Other universities will be able to book time at these hubs, allowing excellent access to some of the best studios in the UK. And it’s not just universities benefiting from the work – other organisations including museums, hospital trusts, colleges and schools will be able to use the hubs to connect with the media.

Our high speed, low latency, reliable network is just what the media needs for interviews ‘down the line’. Researchers and academics can have their say without an outlet having to send an interviewer or mobile studio, or being forced to rely on the public internet with all the quality problems those connections can bring. It’s quicker, cheaper, and more convenient, and we hope it will allow more academics to have their expert voices heard.

Professor of information and knowledge management at Loughborough University, Tom Jackson, who has previously appeared on BBC News and Panorama to discuss his research , explains in this podcast how the hub technology removes key practical barriers between academic staff and the media.

He said:

“The broadcast hub means I can go to a convenient location on campus, hook up with our own media team, and do broadcasts straight down the wire.

A media appearance once required a two-day trip to a studio in Birmingham or Manchester – now I can get a piece done and be back in my office within ten minutes. This saves me lots of time, which I can spend on my research and my students instead.

With this new system in place, many more academics will want to do pieces for the media because they can fit the activity into their diary. As an institution, this helps further the reach and impact of our research.”

Find out more about how people have been using the network to stream to broadcasters, and what the media have to say about the service.

Good enough for jazz: for ground-breaking remote rehearsals, workshops, and performances

Musicians play in real-time using LOLA 

Watch musicians at sites in Edinburgh and London play in real-time over the Janet network. 

In our digital age it is not only important for universities to promote themselves through the media, but also to raise their profile through joint working and digital partnerships with companies or other universities in the UK and abroad.

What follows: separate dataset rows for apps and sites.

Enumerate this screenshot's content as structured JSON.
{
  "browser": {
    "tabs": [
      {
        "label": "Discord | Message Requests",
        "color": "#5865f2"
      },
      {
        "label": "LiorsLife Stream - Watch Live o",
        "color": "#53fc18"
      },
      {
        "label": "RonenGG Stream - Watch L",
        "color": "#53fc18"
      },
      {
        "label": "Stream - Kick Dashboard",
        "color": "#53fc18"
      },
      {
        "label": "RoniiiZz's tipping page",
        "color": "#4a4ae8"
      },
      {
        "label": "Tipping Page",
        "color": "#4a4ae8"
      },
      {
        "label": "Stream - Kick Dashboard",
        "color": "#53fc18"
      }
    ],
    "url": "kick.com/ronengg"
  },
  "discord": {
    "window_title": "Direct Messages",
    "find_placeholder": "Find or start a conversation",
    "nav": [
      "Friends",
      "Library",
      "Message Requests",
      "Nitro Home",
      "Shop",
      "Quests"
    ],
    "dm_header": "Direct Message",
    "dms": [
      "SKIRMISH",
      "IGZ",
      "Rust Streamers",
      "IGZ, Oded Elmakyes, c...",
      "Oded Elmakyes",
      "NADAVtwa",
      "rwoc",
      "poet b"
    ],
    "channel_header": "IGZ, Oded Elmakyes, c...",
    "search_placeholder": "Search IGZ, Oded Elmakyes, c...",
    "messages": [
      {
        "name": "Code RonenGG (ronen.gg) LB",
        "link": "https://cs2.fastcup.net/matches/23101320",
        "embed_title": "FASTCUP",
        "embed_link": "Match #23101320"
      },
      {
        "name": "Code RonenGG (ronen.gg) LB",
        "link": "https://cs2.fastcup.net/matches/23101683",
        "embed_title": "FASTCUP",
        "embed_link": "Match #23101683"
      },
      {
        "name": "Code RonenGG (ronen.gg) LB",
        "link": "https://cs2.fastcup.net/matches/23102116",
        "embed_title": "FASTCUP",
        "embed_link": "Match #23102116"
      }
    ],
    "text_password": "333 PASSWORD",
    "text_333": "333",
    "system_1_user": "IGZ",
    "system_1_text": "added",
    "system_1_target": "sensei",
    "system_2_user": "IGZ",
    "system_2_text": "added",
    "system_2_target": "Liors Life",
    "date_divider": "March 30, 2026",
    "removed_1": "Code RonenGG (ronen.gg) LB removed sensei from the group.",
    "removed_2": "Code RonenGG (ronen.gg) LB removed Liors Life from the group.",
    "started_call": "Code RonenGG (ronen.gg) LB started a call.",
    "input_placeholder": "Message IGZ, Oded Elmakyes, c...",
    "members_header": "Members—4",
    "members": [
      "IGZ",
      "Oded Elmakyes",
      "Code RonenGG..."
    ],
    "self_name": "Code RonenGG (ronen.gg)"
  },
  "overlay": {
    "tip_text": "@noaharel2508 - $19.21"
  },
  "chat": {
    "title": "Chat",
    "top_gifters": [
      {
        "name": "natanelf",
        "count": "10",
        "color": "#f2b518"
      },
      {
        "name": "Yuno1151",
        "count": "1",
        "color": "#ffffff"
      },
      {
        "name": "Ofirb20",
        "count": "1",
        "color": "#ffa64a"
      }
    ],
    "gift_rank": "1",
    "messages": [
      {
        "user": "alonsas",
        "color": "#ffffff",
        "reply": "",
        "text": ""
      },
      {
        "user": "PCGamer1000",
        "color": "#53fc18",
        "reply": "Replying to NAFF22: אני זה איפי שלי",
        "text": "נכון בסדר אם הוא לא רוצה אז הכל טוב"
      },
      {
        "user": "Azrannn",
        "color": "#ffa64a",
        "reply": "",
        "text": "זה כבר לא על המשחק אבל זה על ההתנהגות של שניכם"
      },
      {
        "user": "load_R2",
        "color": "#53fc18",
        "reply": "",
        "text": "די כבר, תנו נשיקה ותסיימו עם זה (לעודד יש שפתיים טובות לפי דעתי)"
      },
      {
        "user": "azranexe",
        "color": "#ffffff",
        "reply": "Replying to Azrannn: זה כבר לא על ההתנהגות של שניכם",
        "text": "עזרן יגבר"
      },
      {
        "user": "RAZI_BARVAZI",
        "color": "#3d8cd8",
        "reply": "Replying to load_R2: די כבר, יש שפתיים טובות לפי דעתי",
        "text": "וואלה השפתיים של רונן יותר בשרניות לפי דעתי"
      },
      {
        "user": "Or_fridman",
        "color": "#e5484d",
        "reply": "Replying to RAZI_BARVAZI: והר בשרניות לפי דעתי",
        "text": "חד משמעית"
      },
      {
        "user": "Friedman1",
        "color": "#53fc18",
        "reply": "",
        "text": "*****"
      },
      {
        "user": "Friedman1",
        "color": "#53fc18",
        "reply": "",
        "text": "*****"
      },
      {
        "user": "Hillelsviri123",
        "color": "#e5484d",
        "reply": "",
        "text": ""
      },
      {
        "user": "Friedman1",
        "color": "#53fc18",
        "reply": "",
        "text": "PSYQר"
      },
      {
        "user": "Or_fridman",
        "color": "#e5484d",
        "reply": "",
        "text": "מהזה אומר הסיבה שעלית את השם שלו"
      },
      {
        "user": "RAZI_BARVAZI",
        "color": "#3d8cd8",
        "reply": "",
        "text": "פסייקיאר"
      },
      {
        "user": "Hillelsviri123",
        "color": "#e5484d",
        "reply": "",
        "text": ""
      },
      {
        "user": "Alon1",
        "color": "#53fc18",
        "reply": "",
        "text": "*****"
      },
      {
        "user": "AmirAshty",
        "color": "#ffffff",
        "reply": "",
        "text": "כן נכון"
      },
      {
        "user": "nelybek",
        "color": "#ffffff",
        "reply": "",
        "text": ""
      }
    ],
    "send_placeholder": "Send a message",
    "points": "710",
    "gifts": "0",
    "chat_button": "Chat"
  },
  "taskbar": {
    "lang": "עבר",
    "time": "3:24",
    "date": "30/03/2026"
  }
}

Not only does the technology of our network allow this type of collaboration, but it also helps to improve students’ skills and experience and makes them ready for a digital workplace. 

We’ve been able to connect music and dance performers across the globe using some unique streaming technology. LOw LAtency Audio Visual Streaming System, or LOLA (created by our Italian counterparts GARR and the Conservatorio di Musica Giuseppe Tartini), makes it possible to interact naturally with others across vast distances via a high speed, high performance network such as Janet.

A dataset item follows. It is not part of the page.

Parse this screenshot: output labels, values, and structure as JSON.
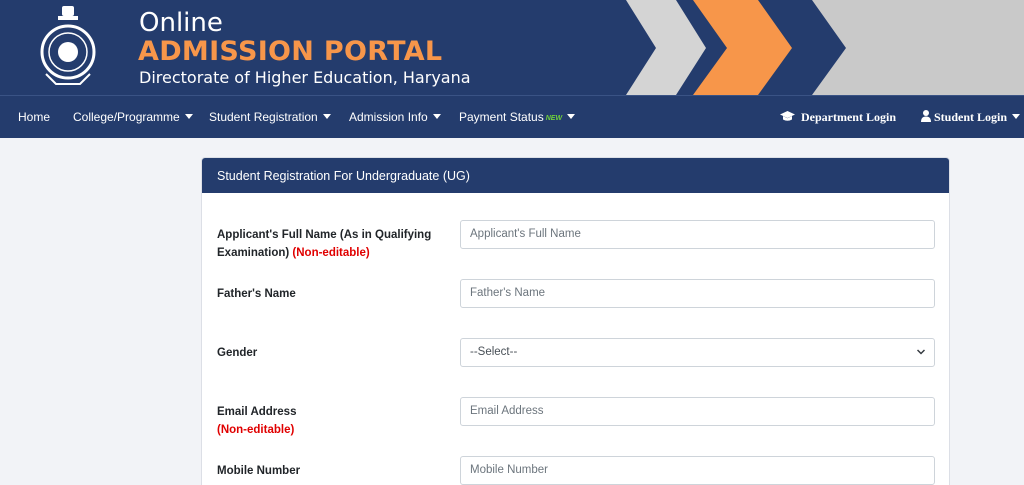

Previous attempts to rehearse or perform by link-up have not been the ‘real deal’ that our network and LOLA can offer: either they are time-delayed in some way (which is sometimes effective, but not suitable for simultaneous performance) or the delay between sites is unacceptable. Janet and LOLA can broadcast in such high quality sound and with such a short (indeed, undetectable) delay that it’s possible to rehearse, workshop and perform in real time, satisfying even the finely-tuned ears of professional musicians.

The brightest heaven of invention: bringing the Royal Shakespeare Company to life in schools

We’re already part of a national Royal Shakespeare Company project to stream broadcasts of Shakespeare’s plays which relies on our servers for speed, quality and reliability. In the past five years, these hugely popular broadcasts have been viewed by more than 89,000 students.

The events demonstrate the Janet network core’s capability of handling large volumes of digital information.  Past broadcasts, which are streamed into school classrooms at 720p HD, have used more than 1TB over a three-hour period. Our world class infrastructure allows 38 National Student Television Association (NaSTA) stations and 77 Student Radio Association (SRA) stations to offer these live streaming channels.